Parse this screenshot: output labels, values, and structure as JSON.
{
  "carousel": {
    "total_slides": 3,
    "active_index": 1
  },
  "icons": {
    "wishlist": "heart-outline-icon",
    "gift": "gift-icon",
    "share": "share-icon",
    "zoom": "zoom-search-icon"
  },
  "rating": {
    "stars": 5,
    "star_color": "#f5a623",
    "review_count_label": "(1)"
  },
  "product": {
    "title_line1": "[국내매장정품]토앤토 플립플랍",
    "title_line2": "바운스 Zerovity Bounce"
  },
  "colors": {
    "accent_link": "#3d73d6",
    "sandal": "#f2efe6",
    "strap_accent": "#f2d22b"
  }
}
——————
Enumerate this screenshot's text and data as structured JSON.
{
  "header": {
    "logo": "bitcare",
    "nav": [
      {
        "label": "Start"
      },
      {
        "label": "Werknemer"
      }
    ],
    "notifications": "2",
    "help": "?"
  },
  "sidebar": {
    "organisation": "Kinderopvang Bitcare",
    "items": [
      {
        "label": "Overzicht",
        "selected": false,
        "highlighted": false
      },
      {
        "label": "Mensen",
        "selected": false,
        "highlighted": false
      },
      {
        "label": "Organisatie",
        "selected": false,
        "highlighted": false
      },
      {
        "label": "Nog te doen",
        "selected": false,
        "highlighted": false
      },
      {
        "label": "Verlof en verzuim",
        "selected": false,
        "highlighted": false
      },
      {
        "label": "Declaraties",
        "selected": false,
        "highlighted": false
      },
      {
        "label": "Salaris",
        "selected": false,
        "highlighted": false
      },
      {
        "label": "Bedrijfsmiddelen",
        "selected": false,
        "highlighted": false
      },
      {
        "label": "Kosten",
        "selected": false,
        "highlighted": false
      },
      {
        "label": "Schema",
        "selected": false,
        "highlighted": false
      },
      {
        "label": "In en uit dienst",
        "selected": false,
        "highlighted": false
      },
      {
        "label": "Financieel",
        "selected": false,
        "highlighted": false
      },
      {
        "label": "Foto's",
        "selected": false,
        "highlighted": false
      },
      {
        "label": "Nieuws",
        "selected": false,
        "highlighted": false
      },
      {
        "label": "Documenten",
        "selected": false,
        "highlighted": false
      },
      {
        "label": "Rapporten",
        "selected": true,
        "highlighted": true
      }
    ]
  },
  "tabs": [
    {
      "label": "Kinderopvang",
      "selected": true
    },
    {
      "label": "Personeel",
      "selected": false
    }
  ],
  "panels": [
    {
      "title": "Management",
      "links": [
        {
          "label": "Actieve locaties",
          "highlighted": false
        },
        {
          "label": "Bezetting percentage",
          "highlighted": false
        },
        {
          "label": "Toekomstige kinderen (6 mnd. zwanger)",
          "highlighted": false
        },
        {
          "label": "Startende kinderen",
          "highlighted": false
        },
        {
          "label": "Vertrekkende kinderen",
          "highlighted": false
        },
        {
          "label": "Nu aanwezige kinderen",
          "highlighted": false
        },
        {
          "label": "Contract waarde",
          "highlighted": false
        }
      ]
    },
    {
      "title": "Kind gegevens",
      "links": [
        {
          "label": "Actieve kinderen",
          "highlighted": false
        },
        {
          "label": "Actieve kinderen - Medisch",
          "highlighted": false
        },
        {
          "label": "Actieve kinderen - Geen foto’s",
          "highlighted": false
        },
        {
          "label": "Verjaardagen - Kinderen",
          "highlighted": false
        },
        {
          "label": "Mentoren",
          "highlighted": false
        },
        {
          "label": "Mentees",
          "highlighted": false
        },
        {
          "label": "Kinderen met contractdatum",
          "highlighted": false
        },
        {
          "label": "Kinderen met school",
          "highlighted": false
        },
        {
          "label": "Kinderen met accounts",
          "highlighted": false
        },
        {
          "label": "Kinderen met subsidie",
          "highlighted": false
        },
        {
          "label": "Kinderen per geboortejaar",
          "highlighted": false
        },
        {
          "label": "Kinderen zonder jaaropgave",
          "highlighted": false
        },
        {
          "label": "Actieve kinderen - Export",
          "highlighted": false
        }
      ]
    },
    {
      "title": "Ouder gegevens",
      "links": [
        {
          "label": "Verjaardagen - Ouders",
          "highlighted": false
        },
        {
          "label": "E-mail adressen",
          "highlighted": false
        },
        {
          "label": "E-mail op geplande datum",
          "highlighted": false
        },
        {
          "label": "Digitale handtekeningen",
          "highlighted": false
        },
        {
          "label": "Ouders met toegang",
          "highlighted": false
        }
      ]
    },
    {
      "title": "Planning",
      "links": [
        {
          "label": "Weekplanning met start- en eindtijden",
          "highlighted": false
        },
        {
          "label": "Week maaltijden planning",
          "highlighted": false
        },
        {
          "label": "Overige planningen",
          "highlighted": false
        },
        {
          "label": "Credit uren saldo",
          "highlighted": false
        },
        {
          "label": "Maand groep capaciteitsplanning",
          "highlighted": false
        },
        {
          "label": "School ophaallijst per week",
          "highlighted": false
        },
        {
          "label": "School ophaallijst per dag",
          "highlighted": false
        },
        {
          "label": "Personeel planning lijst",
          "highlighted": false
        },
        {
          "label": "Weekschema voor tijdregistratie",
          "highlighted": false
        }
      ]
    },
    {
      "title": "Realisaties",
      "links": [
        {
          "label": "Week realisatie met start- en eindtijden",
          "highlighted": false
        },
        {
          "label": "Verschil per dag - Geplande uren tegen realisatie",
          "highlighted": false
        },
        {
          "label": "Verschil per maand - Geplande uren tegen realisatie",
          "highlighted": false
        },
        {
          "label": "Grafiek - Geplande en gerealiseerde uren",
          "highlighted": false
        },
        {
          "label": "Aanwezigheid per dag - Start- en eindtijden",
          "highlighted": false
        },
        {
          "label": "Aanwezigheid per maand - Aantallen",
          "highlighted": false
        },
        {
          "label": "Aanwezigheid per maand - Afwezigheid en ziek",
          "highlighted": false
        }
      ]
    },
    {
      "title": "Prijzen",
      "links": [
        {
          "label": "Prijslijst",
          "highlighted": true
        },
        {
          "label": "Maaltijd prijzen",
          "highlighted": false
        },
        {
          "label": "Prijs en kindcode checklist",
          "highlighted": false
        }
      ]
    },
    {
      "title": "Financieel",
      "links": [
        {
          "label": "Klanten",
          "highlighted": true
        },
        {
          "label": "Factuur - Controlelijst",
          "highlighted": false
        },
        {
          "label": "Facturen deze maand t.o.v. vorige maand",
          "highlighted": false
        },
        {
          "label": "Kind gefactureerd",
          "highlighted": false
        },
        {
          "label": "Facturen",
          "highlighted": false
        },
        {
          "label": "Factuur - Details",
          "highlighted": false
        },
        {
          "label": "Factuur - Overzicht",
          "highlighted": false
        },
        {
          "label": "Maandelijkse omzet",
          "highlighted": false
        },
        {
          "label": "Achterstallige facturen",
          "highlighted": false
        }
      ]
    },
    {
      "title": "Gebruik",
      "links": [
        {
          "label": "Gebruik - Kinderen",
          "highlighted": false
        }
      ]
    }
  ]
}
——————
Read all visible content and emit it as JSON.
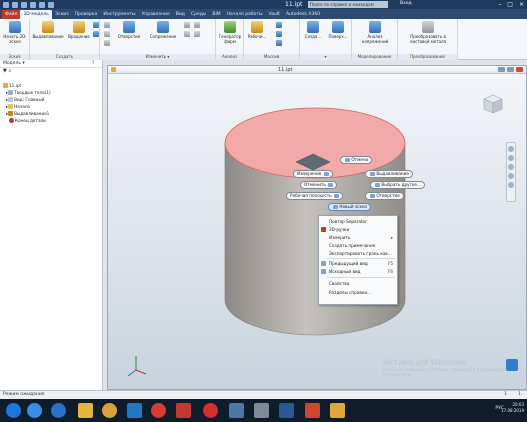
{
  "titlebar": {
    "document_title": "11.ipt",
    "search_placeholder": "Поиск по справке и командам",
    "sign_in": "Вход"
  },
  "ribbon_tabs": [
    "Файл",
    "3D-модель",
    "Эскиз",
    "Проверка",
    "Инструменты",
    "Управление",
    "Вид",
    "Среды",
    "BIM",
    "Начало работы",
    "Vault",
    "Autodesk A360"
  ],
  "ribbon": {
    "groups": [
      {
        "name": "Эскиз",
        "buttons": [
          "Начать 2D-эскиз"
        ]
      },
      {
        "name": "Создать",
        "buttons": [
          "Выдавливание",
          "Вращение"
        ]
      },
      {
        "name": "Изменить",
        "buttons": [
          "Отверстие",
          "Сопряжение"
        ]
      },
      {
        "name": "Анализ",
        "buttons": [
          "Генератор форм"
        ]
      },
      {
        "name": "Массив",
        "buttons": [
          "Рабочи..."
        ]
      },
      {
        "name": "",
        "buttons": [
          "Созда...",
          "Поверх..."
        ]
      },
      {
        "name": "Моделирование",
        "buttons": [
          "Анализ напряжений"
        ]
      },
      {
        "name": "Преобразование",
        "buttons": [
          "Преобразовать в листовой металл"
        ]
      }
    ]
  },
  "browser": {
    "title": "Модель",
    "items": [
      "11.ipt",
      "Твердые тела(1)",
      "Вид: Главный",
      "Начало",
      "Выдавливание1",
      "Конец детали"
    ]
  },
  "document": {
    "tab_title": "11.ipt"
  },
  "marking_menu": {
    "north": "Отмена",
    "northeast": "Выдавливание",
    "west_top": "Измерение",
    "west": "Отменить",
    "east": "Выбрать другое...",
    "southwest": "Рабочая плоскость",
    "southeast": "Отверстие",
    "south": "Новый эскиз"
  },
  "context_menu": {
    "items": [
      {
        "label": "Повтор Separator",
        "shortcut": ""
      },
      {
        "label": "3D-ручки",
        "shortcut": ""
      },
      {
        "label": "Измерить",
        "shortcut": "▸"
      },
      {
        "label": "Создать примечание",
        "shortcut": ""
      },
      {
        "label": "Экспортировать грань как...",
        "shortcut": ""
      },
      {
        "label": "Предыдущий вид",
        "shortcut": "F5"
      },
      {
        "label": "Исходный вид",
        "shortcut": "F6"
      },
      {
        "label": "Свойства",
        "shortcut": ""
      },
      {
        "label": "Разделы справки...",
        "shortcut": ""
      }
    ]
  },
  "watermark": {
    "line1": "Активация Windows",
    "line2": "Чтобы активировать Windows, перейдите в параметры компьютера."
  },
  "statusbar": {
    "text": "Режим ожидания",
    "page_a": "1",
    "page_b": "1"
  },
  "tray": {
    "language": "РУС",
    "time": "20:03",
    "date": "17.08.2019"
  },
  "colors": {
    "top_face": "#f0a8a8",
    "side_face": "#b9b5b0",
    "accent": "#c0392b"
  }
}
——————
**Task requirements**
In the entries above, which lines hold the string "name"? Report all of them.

**Final answer**
        "name": "Эскиз",
        "name": "Создать",
        "name": "Изменить",
        "name": "Анализ",
        "name": "Массив",
        "name": "",
        "name": "Моделирование",
        "name": "Преобразование",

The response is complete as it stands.